Glossary of Lip & Tongue Tie Terms
One of the many hurdles patients have to jump over when it comes to understanding their own or their child’s tongue-tie concerns is the language. Hearing complicated medical terms like frenectomy and ankyglossia make caring for your child seem confusing and frightening. Dr. Paige is passionate about helping patients fully understand their concerns and feel complete confidence in making decisions for their ongoing care. Call to schedule a consultation, and our team will walk you through all the ins and outs. In the meantime, feel free to explore our glossary of common terms.
The most commonly used term for a condition that occurs when the soft tissue (frenum) connecting the lips, tongue, or cheeks to the hard tissues of the mouth are too short, hard, or inflexible. When this occurs, ordinary movement while chewing, speaking, smiling, and performing other routine tasks is impeded. Tongue-tie may also specifically refer to concerns directly related to the connective tissue between the tongue and the bottom of the mouth.
Like tongue-tie, lip-tie is often used to refer to any of a group of soft tissue connectivity issues. However, this term can also speak specifically to concern with tissue connecting the upper or lower lip to the mouth being too tight or otherwise intrusive.
Lip and tongue-tie
Often, both terms are used together to signify the entire group of health issues surrounding excessive and overly tight oral tissues.

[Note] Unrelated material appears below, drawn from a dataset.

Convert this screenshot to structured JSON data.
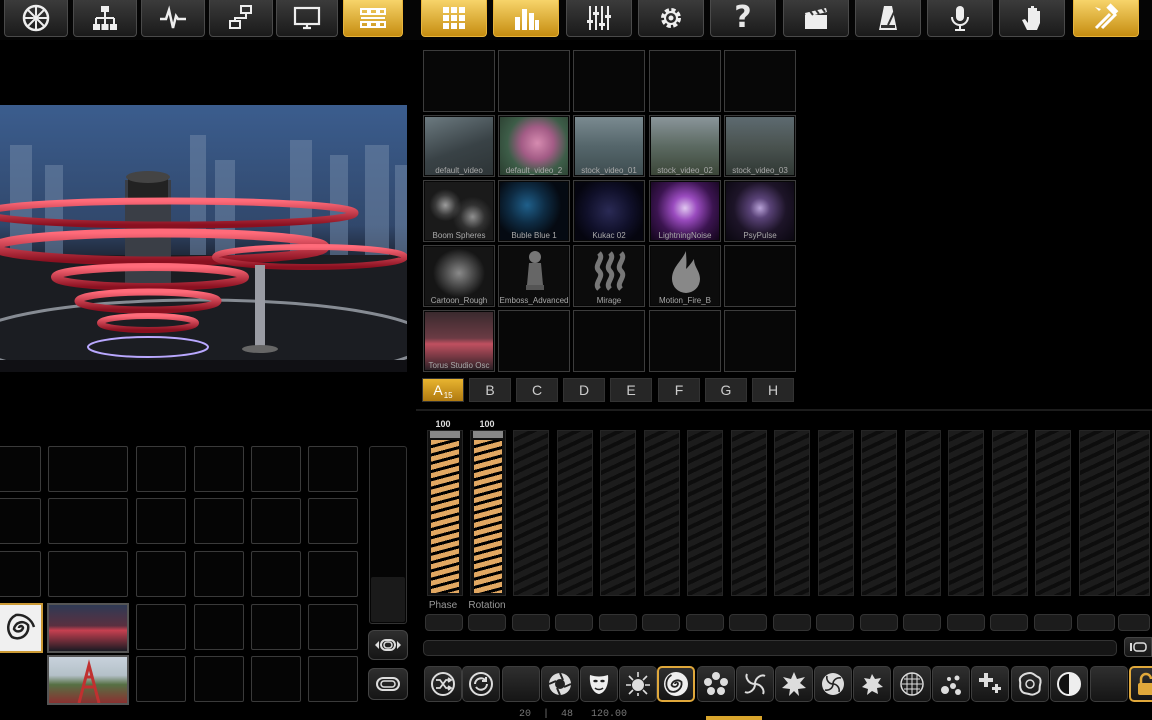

Used less often, this term describes the condition of too tight, short, hard, or inflexible connective tissue on the sides of the mouth connecting the cheeks to skull bones and jaw.
This is the medical term for tongue tie.
Tethered oral tissues (TOTS)
This is an acronym adopted by many practitioners as an umbrella term for lip, tongue, and buccal-ties. Tethered oral tissues is a much more descriptive and accessible phrase for patients to discuss. In most cases, TOTS is only used when discussing these oral health concerns in infants and young children.
The connective tissue that holds oral soft tissue in place against the jaw and skull bones. These tissues are created during fetal development, and in most cases, the growing baby’s frena gradually reduce in size, a process known as apoptosis allowing for necessary mouth movement prior to birth. However, some infants are born with these tissues enlarged, hardened, or immobile. Which may lead to the removal of some frenum tissue. You may see the word written as either frenum or frenulum. Both are technically correct, which can be a little confusing. However, the plural form is likely to be more confusing, since there are three acceptable plural forms: frenulums, frenula, and frena. All of these varied spellings and plural forms refer to the same tissue.
Like the tissue itself, the procedure to reduce the connective tissues and allow for freer movement of the lips, tongue, and mouth is known by many names. You may see frenectomy, frenotomy, or frenulectomy used interchangeably. All three refer to procedures that release the soft tissue from the harder bone tissues. This can be performed using a number of different techniques, but most often, dentists or pediatricians will perform a frenectomy using surgical scissors, lasers, or a combination of the two.